__PROBLEM DETAILS__
Repeat the data exactly, every last line of it.

Items from a dataset
-*-*-

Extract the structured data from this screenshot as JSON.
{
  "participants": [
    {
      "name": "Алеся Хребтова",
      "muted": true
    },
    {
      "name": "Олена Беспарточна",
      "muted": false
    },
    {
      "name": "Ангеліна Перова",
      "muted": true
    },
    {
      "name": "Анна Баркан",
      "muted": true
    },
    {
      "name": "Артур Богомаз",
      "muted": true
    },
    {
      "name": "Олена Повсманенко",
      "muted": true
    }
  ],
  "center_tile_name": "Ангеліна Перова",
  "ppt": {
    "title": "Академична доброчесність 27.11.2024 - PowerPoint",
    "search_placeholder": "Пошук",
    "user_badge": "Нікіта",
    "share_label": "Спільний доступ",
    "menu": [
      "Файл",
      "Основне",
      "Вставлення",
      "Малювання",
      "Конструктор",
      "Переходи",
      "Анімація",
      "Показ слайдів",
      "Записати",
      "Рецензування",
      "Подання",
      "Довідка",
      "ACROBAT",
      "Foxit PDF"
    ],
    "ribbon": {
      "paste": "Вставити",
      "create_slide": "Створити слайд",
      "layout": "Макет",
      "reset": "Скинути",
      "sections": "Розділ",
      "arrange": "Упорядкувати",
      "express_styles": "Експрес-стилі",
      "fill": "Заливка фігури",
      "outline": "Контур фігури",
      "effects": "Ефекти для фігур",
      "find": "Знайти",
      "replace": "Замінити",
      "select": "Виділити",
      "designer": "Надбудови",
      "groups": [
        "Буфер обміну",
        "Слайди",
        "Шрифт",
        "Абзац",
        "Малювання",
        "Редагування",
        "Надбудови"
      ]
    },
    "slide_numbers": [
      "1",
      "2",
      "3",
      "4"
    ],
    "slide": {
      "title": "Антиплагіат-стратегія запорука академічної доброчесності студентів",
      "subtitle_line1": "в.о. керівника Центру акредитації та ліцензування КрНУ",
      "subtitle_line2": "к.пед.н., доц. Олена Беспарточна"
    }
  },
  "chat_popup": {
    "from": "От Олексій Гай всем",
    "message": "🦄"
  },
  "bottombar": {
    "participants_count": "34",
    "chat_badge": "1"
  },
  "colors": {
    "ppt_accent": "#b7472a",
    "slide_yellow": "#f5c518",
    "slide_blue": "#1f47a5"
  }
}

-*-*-

__SOLUTION__
Extract the structured data from this screenshot as JSON.
{
  "participants": [
    {
      "name": "Алеся Хребтова",
      "muted": true
    },
    {
      "name": "Олена Беспарточна",
      "muted": false
    },
    {
      "name": "Ангеліна Перова",
      "muted": true
    },
    {
      "name": "Анна Баркан",
      "muted": true
    },
    {
      "name": "Артур Богомаз",
      "muted": true
    },
    {
      "name": "Олена Повсманенко",
      "muted": true
    }
  ],
  "center_tile_name": "Ангеліна Перова",
  "ppt": {
    "title": "Академична доброчесність 27.11.2024 - PowerPoint",
    "search_placeholder": "Пошук",
    "user_badge": "Нікіта",
    "share_label": "Спільний доступ",
    "menu": [
      "Файл",
      "Основне",
      "Вставлення",
      "Малювання",
      "Конструктор",
      "Переходи",
      "Анімація",
      "Показ слайдів",
      "Записати",
      "Рецензування",
      "Подання",
      "Довідка",
      "ACROBAT",
      "Foxit PDF"
    ],
    "ribbon": {
      "paste": "Вставити",
      "create_slide": "Створити слайд",
      "layout": "Макет",
      "reset": "Скинути",
      "sections": "Розділ",
      "arrange": "Упорядкувати",
      "express_styles": "Експрес-стилі",
      "fill": "Заливка фігури",
      "outline": "Контур фігури",
      "effects": "Ефекти для фігур",
      "find": "Знайти",
      "replace": "Замінити",
      "select": "Виділити",
      "designer": "Надбудови",
      "groups": [
        "Буфер обміну",
        "Слайди",
        "Шрифт",
        "Абзац",
        "Малювання",
        "Редагування",
        "Надбудови"
      ]
    },
    "slide_numbers": [
      "1",
      "2",
      "3",
      "4"
    ],
    "slide": {
      "title": "Антиплагіат-стратегія запорука академічної доброчесності студентів",
      "subtitle_line1": "в.о. керівника Центру акредитації та ліцензування КрНУ",
      "subtitle_line2": "к.пед.н., доц. Олена Беспарточна"
    }
  },
  "chat_popup": {
    "from": "От Олексій Гай всем",
    "message": "🦄"
  },
  "bottombar": {
    "participants_count": "34",
    "chat_badge": "1"
  },
  "colors": {
    "ppt_accent": "#b7472a",
    "slide_yellow": "#f5c518",
    "slide_blue": "#1f47a5"
  }
}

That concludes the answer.